Finally let’s say that inflation is now 6%, and you are still earning 2% above inflation. Income tax again is based on your nominal income, so you’re stuck paying 25% of that 8% interest. This leaves you earning 2% above inflation pre-tax, and then going and paying 8 x 0.25 = 2% in taxes. Your after-tax real return is now zero. You’re not making any money, it all went towards taxes.

All this could happen without ever raising the official income tax rate. This fact is sometimes brought up when talking about inflation-indexed bonds, but applies the same to all investment returns.

Infographic: Overall Tax Rates For Single, Married Filers

VisualizingEconomics has a nice series of infographics that explore how various income-based taxes change with your adjusted gross incomes. It uses 2009 IRS numbers, but should still remain relevant to today. Below is a snapshot of a married filing jointly couple with two kids and one income (click to enlarge):

Not you? Check out also:

Death and Taxes 2011: Visual Guide to the Federal Budget

The 2011 edition of the Death and Taxes poster is out, which outlines in spectacular detail how the United States federal budget spends its (your?) tax dollars. View the huge image online, or buy it as a 2 ft. x 3 ft poster. If you haven’t seen it before, you really should check it out.

Due to what the creator deems complexity and size constraints, the poster focuses on the $1 Trillion discretionary portion of the budget. Discretionary spending refers to the portion of the budget which goes through the annual Congressional debates every year, and amounts to about 1/3rd of the total budget. Currently, the biggest chunk goes to defense spending. Want to know how much the V-22 Osprey gets? It’s on the poster ($2.2B).

The other 2/3rds of the federal budget is mandatory spending, which includes programs which are funded by eligibility rules or payment rules. An example is welfare. If you’re eligible, you get it. The only way to change how much is spent is by changing the eligibility rules.

The poster does include a little chart on the bottom right about the total federal budget, but I think it tries to convey too much information in a very small space. Here’s a simpler breakdown from the 2007 budget, courtesy of PerotCharts. As you can see, entitlement programs like Social Security and Medicare are also huge expenses.

And here’s another breakdown of the 2009 total spending via Wikipedia.

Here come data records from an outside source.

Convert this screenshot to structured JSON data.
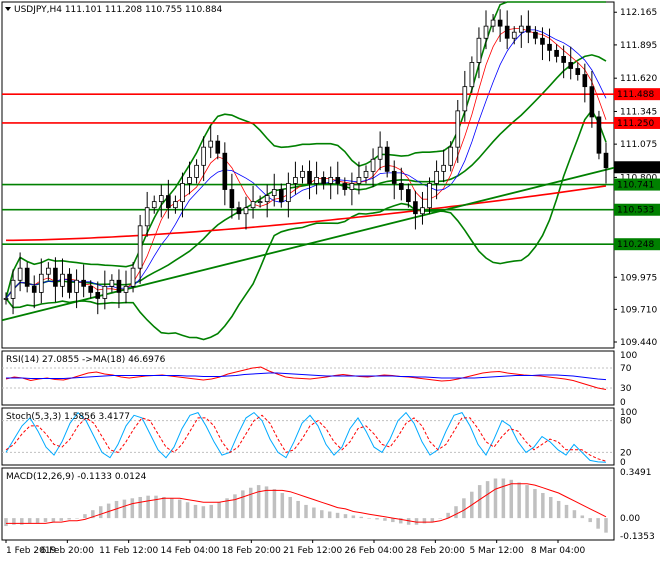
{
  "chart_data": [
    {
      "type": "candlestick",
      "title": "USDJPY,H4  111.101 111.208 110.755 110.884",
      "symbol": "USDJPY",
      "timeframe": "H4",
      "ohlc_last": [
        111.101,
        111.208,
        110.755,
        110.884
      ],
      "y_ticks": [
        "112.165",
        "111.895",
        "111.620",
        "111.345",
        "111.075",
        "110.800",
        "110.525",
        "110.250",
        "109.975",
        "109.710",
        "109.440"
      ],
      "ylim": [
        109.44,
        112.2
      ],
      "current_price_label": "110.884",
      "horizontal_lines": [
        {
          "value": 111.488,
          "label": "111.488",
          "color": "#ff0000"
        },
        {
          "value": 111.25,
          "label": "111.250",
          "color": "#ff0000"
        },
        {
          "value": 110.741,
          "label": "110.741",
          "color": "#008000"
        },
        {
          "value": 110.533,
          "label": "110.533",
          "color": "#008000"
        },
        {
          "value": 110.248,
          "label": "110.248",
          "color": "#008000"
        }
      ],
      "close_series": [
        109.8,
        109.95,
        110.05,
        109.9,
        109.85,
        110.0,
        110.05,
        109.9,
        110.0,
        109.85,
        109.95,
        109.9,
        109.85,
        109.8,
        109.9,
        109.95,
        109.85,
        109.9,
        110.05,
        110.4,
        110.55,
        110.6,
        110.65,
        110.55,
        110.6,
        110.75,
        110.8,
        110.9,
        111.05,
        111.1,
        111.0,
        110.7,
        110.55,
        110.5,
        110.55,
        110.6,
        110.6,
        110.65,
        110.7,
        110.6,
        110.75,
        110.8,
        110.85,
        110.75,
        110.8,
        110.75,
        110.8,
        110.75,
        110.7,
        110.75,
        110.8,
        110.85,
        110.95,
        111.05,
        110.85,
        110.75,
        110.7,
        110.6,
        110.5,
        110.55,
        110.75,
        110.85,
        110.9,
        111.05,
        111.35,
        111.55,
        111.75,
        111.95,
        112.05,
        112.1,
        112.05,
        111.95,
        112.0,
        112.05,
        112.0,
        111.95,
        111.9,
        111.85,
        111.8,
        111.75,
        111.7,
        111.65,
        111.55,
        111.3,
        111.0,
        110.88
      ],
      "colors": {
        "bollinger": "#008000",
        "ma_fast": "#ff0000",
        "ma_slow": "#0000ff",
        "ma_long": "#ff0000",
        "trendline": "#008000",
        "candles": "#000000"
      }
    },
    {
      "type": "line",
      "title": "RSI(14) 27.0855  ->MA(18) 46.6976",
      "y_ticks": [
        "100",
        "70",
        "30",
        "0"
      ],
      "ylim": [
        0,
        100
      ],
      "series": [
        {
          "name": "RSI(14)",
          "color": "#ff0000",
          "values": [
            48,
            52,
            50,
            45,
            48,
            50,
            47,
            46,
            50,
            55,
            60,
            62,
            58,
            56,
            52,
            50,
            52,
            54,
            55,
            56,
            54,
            52,
            50,
            48,
            46,
            48,
            52,
            58,
            62,
            66,
            70,
            72,
            64,
            58,
            52,
            50,
            49,
            48,
            50,
            52,
            55,
            57,
            55,
            53,
            52,
            54,
            56,
            55,
            53,
            52,
            50,
            48,
            46,
            44,
            45,
            48,
            52,
            56,
            60,
            62,
            63,
            60,
            58,
            56,
            55,
            54,
            52,
            50,
            48,
            45,
            40,
            35,
            30,
            27
          ]
        },
        {
          "name": "MA(18)",
          "color": "#0000ff",
          "values": [
            50,
            50,
            50,
            49,
            49,
            49,
            49,
            49,
            50,
            51,
            52,
            53,
            54,
            55,
            55,
            55,
            55,
            55,
            55,
            55,
            55,
            55,
            54,
            54,
            53,
            53,
            53,
            54,
            55,
            57,
            58,
            59,
            60,
            60,
            59,
            58,
            57,
            56,
            55,
            54,
            54,
            54,
            54,
            54,
            54,
            54,
            54,
            54,
            53,
            53,
            52,
            52,
            51,
            50,
            50,
            50,
            50,
            50,
            51,
            52,
            53,
            54,
            55,
            55,
            55,
            56,
            56,
            56,
            55,
            54,
            52,
            50,
            48,
            46.7
          ]
        }
      ]
    },
    {
      "type": "line",
      "title": "Stoch(5,3,3) 1.5856 3.4177",
      "y_ticks": [
        "100",
        "80",
        "20",
        "0"
      ],
      "ylim": [
        0,
        100
      ],
      "series": [
        {
          "name": "%K",
          "color": "#00aaff",
          "values": [
            20,
            45,
            70,
            85,
            60,
            30,
            15,
            40,
            75,
            95,
            80,
            50,
            20,
            10,
            35,
            70,
            90,
            85,
            55,
            25,
            10,
            30,
            65,
            90,
            95,
            70,
            40,
            15,
            20,
            55,
            85,
            95,
            80,
            45,
            20,
            10,
            40,
            75,
            90,
            70,
            35,
            15,
            30,
            65,
            85,
            60,
            30,
            20,
            45,
            80,
            95,
            75,
            40,
            15,
            25,
            60,
            90,
            95,
            70,
            35,
            15,
            45,
            80,
            70,
            40,
            20,
            30,
            50,
            40,
            25,
            15,
            35,
            20,
            5,
            2,
            1.6
          ]
        },
        {
          "name": "%D",
          "color": "#ff0000",
          "values": [
            25,
            35,
            55,
            70,
            70,
            55,
            35,
            30,
            45,
            70,
            85,
            75,
            50,
            25,
            20,
            40,
            65,
            85,
            80,
            55,
            30,
            20,
            35,
            60,
            85,
            85,
            70,
            40,
            20,
            30,
            55,
            80,
            90,
            75,
            45,
            20,
            25,
            45,
            70,
            80,
            65,
            40,
            25,
            40,
            65,
            70,
            55,
            35,
            30,
            50,
            75,
            85,
            70,
            40,
            25,
            35,
            60,
            85,
            85,
            65,
            40,
            30,
            50,
            65,
            60,
            40,
            25,
            35,
            45,
            40,
            25,
            25,
            25,
            15,
            8,
            3.4
          ]
        }
      ]
    },
    {
      "type": "bar",
      "title": "MACD(12,26,9) -0.1133 0.0124",
      "y_ticks": [
        "0.3491",
        "0.00",
        "-0.1353"
      ],
      "ylim": [
        -0.1353,
        0.3491
      ],
      "series": [
        {
          "name": "MACD",
          "color": "#c0c0c0",
          "values": [
            -0.06,
            -0.05,
            -0.05,
            -0.04,
            -0.04,
            -0.03,
            -0.03,
            -0.02,
            -0.01,
            0.0,
            0.03,
            0.06,
            0.09,
            0.11,
            0.13,
            0.14,
            0.15,
            0.16,
            0.17,
            0.17,
            0.16,
            0.15,
            0.14,
            0.12,
            0.1,
            0.09,
            0.1,
            0.12,
            0.15,
            0.18,
            0.21,
            0.23,
            0.25,
            0.24,
            0.22,
            0.19,
            0.16,
            0.13,
            0.1,
            0.08,
            0.06,
            0.05,
            0.04,
            0.03,
            0.02,
            0.01,
            0.0,
            -0.01,
            -0.02,
            -0.03,
            -0.04,
            -0.05,
            -0.05,
            -0.04,
            -0.03,
            0.0,
            0.04,
            0.09,
            0.15,
            0.2,
            0.25,
            0.28,
            0.3,
            0.3,
            0.29,
            0.27,
            0.25,
            0.22,
            0.19,
            0.16,
            0.13,
            0.1,
            0.06,
            0.02,
            -0.03,
            -0.08,
            -0.11
          ]
        },
        {
          "name": "Signal",
          "color": "#ff0000",
          "values": [
            -0.04,
            -0.04,
            -0.04,
            -0.04,
            -0.04,
            -0.04,
            -0.03,
            -0.03,
            -0.02,
            -0.02,
            -0.01,
            0.01,
            0.03,
            0.05,
            0.07,
            0.09,
            0.11,
            0.12,
            0.13,
            0.14,
            0.15,
            0.15,
            0.15,
            0.14,
            0.13,
            0.12,
            0.12,
            0.12,
            0.13,
            0.14,
            0.16,
            0.18,
            0.2,
            0.21,
            0.21,
            0.21,
            0.2,
            0.18,
            0.16,
            0.14,
            0.12,
            0.1,
            0.08,
            0.07,
            0.05,
            0.04,
            0.03,
            0.02,
            0.01,
            0.0,
            -0.01,
            -0.02,
            -0.03,
            -0.03,
            -0.03,
            -0.02,
            0.0,
            0.03,
            0.06,
            0.1,
            0.14,
            0.18,
            0.22,
            0.24,
            0.26,
            0.26,
            0.26,
            0.25,
            0.23,
            0.21,
            0.19,
            0.16,
            0.13,
            0.1,
            0.07,
            0.04,
            0.01
          ]
        }
      ]
    }
  ],
  "x_axis_labels": [
    "1 Feb 2019",
    "6 Feb 20:00",
    "11 Feb 12:00",
    "14 Feb 04:00",
    "18 Feb 20:00",
    "21 Feb 12:00",
    "26 Feb 04:00",
    "28 Feb 20:00",
    "5 Mar 12:00",
    "8 Mar 04:00"
  ]
}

As long as take all of this into perspective, this graphic does a great job of making a complex subject accessible. Not sure how long this will last, but right now with code BOGO you can get two posters for $24 + $1.50 shipping.